Celebrations of this kind have also occurred in Transnistria. In 2017, the Lucian Blaga High School in Tiraspol organized events in which teachers and students sang and recited Romanian patriotic songs and poems and placed a huge Romanian flag in the hallways of the building.[15]

See also edit

References edit
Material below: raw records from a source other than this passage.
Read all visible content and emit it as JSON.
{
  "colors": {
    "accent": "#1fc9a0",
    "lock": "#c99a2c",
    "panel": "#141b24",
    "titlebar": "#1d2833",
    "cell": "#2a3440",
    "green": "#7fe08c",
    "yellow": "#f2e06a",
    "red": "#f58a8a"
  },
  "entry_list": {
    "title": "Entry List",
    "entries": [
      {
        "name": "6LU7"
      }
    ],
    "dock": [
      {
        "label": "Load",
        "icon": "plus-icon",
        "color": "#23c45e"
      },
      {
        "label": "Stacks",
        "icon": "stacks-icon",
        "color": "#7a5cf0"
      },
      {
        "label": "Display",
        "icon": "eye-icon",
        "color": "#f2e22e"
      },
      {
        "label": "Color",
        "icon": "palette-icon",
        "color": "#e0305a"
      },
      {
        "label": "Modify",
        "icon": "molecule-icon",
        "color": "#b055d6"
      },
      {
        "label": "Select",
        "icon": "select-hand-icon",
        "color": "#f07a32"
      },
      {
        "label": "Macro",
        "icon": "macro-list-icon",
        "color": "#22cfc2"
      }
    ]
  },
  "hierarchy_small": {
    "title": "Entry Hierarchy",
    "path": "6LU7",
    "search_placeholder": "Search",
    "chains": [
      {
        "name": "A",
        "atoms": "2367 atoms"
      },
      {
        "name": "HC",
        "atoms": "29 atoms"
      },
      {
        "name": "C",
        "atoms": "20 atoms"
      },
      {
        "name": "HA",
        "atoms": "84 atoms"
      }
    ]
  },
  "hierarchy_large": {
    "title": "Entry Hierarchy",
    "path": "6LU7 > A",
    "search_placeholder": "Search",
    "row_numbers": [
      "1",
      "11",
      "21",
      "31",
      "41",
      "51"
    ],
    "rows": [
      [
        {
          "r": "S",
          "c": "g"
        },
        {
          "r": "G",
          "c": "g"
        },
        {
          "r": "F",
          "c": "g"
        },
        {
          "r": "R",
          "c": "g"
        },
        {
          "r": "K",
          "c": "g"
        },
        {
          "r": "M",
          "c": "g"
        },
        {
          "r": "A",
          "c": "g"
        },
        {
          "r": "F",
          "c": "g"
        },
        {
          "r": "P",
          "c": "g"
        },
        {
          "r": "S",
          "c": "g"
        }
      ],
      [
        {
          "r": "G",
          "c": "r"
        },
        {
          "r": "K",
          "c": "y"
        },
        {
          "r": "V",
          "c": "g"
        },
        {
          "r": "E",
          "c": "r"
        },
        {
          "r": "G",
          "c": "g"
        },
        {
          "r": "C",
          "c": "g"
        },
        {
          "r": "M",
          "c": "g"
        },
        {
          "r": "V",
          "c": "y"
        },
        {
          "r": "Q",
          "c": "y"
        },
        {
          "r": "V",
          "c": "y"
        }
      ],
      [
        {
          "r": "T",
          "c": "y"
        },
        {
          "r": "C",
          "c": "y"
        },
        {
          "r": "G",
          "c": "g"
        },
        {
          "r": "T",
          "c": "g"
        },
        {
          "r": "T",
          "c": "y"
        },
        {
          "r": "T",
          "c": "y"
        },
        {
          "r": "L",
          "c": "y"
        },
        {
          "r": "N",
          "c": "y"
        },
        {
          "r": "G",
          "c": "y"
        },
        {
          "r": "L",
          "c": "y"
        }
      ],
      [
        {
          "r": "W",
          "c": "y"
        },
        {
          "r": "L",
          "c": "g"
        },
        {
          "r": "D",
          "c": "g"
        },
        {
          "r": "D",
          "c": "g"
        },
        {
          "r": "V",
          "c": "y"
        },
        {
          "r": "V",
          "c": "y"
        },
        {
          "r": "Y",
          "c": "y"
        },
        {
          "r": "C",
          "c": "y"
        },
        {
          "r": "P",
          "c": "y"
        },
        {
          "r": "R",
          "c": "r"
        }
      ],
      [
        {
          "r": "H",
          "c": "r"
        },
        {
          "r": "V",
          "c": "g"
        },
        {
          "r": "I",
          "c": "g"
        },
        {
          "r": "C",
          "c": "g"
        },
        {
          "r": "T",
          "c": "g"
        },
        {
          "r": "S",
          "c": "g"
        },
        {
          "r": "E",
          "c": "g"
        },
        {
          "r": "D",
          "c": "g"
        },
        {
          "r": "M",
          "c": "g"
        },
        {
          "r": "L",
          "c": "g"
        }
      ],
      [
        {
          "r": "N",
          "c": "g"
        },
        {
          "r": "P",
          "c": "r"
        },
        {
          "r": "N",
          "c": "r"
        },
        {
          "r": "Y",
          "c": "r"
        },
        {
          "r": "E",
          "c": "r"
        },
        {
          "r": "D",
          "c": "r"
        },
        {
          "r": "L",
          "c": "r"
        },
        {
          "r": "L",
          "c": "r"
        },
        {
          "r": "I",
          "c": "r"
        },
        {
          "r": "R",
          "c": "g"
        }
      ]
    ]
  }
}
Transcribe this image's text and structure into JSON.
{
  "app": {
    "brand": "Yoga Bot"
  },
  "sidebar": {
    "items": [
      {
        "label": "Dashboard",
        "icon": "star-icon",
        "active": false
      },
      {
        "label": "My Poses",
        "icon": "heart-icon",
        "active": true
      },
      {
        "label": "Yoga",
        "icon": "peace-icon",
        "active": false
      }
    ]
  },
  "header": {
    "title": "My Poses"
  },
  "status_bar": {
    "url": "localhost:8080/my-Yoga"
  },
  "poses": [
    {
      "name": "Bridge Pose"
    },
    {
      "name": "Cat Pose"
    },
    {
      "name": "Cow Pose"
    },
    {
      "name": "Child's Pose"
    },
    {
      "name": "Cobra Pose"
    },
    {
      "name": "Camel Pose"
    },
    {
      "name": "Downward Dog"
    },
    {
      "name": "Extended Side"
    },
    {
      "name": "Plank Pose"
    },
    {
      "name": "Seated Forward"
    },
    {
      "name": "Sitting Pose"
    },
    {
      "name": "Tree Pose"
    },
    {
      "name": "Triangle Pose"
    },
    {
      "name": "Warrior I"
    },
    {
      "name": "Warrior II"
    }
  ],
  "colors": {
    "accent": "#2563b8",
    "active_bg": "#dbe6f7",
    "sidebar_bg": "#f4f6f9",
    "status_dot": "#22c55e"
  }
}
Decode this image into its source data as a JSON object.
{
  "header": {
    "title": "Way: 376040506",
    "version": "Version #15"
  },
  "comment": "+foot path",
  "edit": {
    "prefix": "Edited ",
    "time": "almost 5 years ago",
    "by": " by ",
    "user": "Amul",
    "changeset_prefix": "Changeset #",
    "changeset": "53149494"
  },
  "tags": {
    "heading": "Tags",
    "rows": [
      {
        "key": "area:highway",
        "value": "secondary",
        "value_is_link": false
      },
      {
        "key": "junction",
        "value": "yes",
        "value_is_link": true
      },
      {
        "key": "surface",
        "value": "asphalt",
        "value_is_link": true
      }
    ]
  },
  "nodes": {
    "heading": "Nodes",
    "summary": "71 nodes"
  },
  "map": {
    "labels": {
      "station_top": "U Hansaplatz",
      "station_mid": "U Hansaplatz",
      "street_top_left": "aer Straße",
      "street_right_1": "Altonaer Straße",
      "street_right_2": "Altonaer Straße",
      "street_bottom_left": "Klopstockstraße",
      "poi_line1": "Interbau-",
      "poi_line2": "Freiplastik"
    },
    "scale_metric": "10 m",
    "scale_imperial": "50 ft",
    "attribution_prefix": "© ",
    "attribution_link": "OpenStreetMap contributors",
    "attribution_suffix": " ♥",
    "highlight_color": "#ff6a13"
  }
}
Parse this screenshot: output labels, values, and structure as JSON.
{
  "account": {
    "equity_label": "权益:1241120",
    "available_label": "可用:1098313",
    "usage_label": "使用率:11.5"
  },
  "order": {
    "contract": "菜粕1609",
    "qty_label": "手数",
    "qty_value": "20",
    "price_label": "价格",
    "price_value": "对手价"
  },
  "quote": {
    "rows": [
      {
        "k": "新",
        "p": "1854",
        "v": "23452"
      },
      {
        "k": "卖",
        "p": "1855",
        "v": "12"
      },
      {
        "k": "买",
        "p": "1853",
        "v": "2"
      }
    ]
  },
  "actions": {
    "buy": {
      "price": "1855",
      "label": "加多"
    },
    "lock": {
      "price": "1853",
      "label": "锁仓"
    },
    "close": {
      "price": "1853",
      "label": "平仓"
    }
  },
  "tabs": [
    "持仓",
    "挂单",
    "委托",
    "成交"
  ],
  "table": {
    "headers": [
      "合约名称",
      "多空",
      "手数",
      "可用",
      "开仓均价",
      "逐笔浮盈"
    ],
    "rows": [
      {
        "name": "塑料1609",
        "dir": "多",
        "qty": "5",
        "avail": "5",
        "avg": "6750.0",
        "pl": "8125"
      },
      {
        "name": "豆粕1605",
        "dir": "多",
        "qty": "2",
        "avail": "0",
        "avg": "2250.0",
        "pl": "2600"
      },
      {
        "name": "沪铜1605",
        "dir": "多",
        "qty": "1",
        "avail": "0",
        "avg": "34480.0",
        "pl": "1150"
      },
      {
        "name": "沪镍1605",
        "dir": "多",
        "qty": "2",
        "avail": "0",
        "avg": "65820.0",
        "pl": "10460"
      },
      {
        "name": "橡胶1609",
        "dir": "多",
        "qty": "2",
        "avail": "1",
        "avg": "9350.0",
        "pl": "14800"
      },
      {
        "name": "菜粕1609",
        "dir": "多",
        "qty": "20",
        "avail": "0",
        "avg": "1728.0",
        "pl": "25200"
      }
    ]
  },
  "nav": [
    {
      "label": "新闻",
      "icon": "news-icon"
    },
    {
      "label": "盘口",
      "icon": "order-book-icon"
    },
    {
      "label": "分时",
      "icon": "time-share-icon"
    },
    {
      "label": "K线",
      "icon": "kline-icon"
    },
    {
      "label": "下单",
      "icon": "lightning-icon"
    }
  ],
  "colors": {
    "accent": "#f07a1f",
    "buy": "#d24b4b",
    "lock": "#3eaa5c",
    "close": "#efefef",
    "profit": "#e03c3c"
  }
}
  1. ^ a b Hitchins, Keith (2014). A concise history of Romania. Cambridge University Press. doi:10.1017/CBO9781139033954. ISBN 978-0-521-87238-6.
  2. ^ Șandru, Florin (2013). "Political and cultural evolution of the Romanians in the Romanian ancestral territories of Bessarabia and Bukovina over the course of time". Bulletin of "Carol I" National Defense University. 2 (1): 46–65.
  3. ^ a b King, Charles (2013). The Moldovans: Romania, Russia, and the Politics of Culture. Hoover Press. ISBN 9780817997939.
  4. ^ Țîcu, Octavian (2018). "Societal security and state-building in the Republic of Moldova: complications for regional and European contexts". Eurolimes. 23: 347–365.
  5. ^ Lazăr, Ana Maria (13 October 2015). "Proiect adoptat de Senat: 27 martie, declarată Ziua Unirii Basarabiei cu România ca zi de sărbătoare națională". Mediafax (in Romanian).
  6. ^ a b Mănoiu, Cătălina (14 March 2017). "Camera Deputaților a declarat o nouă SĂRBĂTOARE NAȚIONALĂ. Când va fi aceasta și ce semnificație are". Mediafax (in Romanian).
  7. ^ Marica, Irina (15 March 2017). "New national holiday in Romania: The union with Bessarabia celebrated on March 27". Romania Insider.
  8. ^ "Declararea zilei de 27 martie – Ziua Unirii Basarabiei cu România ca zi de sărbătoare națională" (in Romanian). President of Romania. 27 March 2017.
  9. ^ "Legea nr. 36/2017 pentru declararea zilei de 27 martie – Ziua Unirii Basarabiei cu România ca zi de sărbătoare națională" (in Romanian). Parliament of Romania. 29 March 2017.
  10. ^ "Mesajul lui Klaus Iohannis la o sută de ani de la unirea Basarabiei cu România". Digi24 (in Romanian). 27 March 2018.
  11. ^ "George Simion: AUR se va lansa şi în Republica Moldova, de Ziua Unirii Basarabiei cu România". HotNews (in Romanian). 15 March 2021.
  12. ^ "Propunerea instituirii Zilei Unirii Basarabiei cu România a fost respinsă". Radio Europa Liberă Moldova (in Romanian). 4 March 2020.
  13. ^ "100 de ani de la unirea Basarabiei cu România. Manifestație de amploare la Chișinău". Digi24 (in Romanian). 25 March 2018.
  14. ^ "Ziua Unirii Basarabiei cu România – 27 martie – sărbătorită pe ambele maluri ale Prutului" (in Romanian). Romanian Cultural Institute. 26 March 2017.
  15. ^ Modiga, Iulia (28 March 2017). "(FOTO) Ziua Unirii Basarabiei cu România, sărbătorită la liceul românesc din Tiraspol". InfoPrut (in Romanian).